900 Million Android Phones Could Be Vulnerable To New "Quadrooter" Hack

"QuadRooter" could give hackers complete access to your phone's data.
NurPhoto via Getty Images

A serious security flaw has been discovered in millions of Android phones that could give hackers complete access to the device’s data, say security researchers.

Security firm Check Point say they’ve discovered a vulnerability in the software that runs on chips made by the US company Qualcomm.

As one of the leading chip providers for tablets and smartphones Check Point believes that up to 900 million Android phones could be at risk.

The researchers discovered four key vulnerabilities which they’re calling QuadRooter. The flaws are believed to be located in the software that handles graphics processing and in the program that handles communication between different tasks running on the phone.
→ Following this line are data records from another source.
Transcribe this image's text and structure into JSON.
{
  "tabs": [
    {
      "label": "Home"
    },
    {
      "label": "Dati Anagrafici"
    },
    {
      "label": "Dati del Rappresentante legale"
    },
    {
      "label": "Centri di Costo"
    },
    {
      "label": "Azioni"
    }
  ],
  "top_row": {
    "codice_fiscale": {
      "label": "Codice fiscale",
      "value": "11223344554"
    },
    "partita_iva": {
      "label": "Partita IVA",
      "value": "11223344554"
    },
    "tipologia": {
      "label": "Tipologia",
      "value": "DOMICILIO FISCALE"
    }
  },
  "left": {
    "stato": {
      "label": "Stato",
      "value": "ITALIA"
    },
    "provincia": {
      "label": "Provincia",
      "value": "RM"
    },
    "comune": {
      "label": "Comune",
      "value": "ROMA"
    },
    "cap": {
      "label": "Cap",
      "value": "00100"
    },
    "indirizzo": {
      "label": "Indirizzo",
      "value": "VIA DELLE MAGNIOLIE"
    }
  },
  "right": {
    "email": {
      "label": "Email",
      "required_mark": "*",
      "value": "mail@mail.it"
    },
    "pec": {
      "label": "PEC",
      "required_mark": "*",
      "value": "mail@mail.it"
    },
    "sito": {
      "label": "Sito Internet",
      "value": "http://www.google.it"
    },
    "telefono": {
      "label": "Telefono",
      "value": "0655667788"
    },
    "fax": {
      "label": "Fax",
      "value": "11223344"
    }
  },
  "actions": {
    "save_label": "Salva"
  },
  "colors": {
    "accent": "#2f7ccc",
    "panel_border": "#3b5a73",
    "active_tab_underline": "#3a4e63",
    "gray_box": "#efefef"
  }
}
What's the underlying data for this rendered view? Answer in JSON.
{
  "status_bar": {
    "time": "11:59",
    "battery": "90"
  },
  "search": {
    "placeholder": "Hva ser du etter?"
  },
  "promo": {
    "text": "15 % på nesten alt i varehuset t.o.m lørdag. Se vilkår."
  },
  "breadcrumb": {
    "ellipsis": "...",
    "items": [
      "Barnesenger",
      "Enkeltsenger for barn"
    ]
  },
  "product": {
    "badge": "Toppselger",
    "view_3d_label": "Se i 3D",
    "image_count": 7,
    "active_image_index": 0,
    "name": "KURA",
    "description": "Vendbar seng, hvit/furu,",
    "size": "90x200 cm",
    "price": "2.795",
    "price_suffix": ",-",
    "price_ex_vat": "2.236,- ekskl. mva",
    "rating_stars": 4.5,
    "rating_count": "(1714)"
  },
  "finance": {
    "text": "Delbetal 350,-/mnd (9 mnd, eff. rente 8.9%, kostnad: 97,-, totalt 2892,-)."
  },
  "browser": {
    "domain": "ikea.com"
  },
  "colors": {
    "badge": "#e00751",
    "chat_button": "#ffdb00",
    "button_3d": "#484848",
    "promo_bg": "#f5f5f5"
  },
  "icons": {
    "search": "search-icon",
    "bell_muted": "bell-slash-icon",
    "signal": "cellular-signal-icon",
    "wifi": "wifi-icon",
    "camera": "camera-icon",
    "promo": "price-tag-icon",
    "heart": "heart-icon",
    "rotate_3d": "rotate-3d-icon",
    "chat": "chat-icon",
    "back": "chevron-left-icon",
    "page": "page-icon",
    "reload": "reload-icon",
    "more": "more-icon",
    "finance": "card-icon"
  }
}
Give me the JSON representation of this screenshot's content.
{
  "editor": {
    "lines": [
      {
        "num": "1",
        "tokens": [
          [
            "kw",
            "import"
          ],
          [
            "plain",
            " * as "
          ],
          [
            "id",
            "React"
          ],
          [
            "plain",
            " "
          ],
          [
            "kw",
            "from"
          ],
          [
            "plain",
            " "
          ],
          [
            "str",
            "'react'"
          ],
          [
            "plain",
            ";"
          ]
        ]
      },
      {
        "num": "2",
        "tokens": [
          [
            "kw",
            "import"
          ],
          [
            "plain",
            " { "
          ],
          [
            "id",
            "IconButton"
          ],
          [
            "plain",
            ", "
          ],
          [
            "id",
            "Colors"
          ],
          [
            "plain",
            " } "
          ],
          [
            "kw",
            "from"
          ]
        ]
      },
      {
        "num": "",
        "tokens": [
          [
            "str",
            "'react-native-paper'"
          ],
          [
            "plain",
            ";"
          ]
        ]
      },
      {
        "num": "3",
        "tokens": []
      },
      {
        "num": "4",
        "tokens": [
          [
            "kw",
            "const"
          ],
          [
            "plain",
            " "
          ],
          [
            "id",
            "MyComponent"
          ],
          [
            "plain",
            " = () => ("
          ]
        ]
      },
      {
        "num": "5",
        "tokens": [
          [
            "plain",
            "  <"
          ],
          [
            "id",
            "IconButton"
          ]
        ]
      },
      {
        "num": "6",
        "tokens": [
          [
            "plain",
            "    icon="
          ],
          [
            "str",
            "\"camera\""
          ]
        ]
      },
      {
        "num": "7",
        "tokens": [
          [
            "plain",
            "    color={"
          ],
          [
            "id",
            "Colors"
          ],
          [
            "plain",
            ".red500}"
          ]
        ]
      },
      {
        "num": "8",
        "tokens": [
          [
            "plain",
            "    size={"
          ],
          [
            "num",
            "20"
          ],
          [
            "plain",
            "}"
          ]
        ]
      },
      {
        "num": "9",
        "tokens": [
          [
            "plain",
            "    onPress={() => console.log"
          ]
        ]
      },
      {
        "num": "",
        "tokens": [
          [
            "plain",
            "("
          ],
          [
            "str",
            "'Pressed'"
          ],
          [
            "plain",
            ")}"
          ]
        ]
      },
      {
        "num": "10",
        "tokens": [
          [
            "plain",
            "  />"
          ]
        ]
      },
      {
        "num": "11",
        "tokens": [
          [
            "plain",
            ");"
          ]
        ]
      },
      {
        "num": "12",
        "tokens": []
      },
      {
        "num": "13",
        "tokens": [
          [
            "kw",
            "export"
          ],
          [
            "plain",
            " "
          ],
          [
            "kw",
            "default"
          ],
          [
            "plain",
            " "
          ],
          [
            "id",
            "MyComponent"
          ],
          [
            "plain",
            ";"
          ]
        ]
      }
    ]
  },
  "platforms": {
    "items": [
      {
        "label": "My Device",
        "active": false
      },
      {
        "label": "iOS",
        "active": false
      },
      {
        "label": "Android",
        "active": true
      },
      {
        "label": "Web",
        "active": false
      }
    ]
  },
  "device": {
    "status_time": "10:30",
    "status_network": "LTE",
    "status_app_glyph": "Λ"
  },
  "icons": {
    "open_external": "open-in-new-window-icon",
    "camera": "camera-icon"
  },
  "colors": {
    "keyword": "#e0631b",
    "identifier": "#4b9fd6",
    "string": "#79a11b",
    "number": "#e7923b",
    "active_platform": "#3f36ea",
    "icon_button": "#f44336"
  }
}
Among those affected the company say Google’s flagship range including the Nexus 5X, Nexus 6 and Nexus 6P are all at risk.

Bloomberg via Getty Images

Other major smartphones include the HTC 10, LG G4, Moto X and all three versions of the OnePlus.

The BBC reports that the team of researchers spent six months reverse engineering Qualcomm’s code before finally finding the vulnerability.

However now its been discovered Check Point believe it’s just a matter of time before criminals take advantage of the flaw.

Michael Shaulov, head of mobility product management at Check Point said: “I’m pretty sure you will see these vulnerabilities being used in the next three to four months,”

Check Point have created an app for users to download via the Google Play Store which will then scan their smartphone and let them know if there are any of these vulnerabilities on their device.

Check Point

According to Check Point Qualcomm has already started pushing out patches for the vulnerabilities to its phone makers and network operators.

It’s not clear yet how many phones have been fixed however the app should be able to help give users visibility over whether their phone manufacturer has pushed out an update to remove the flaw.

Before You Go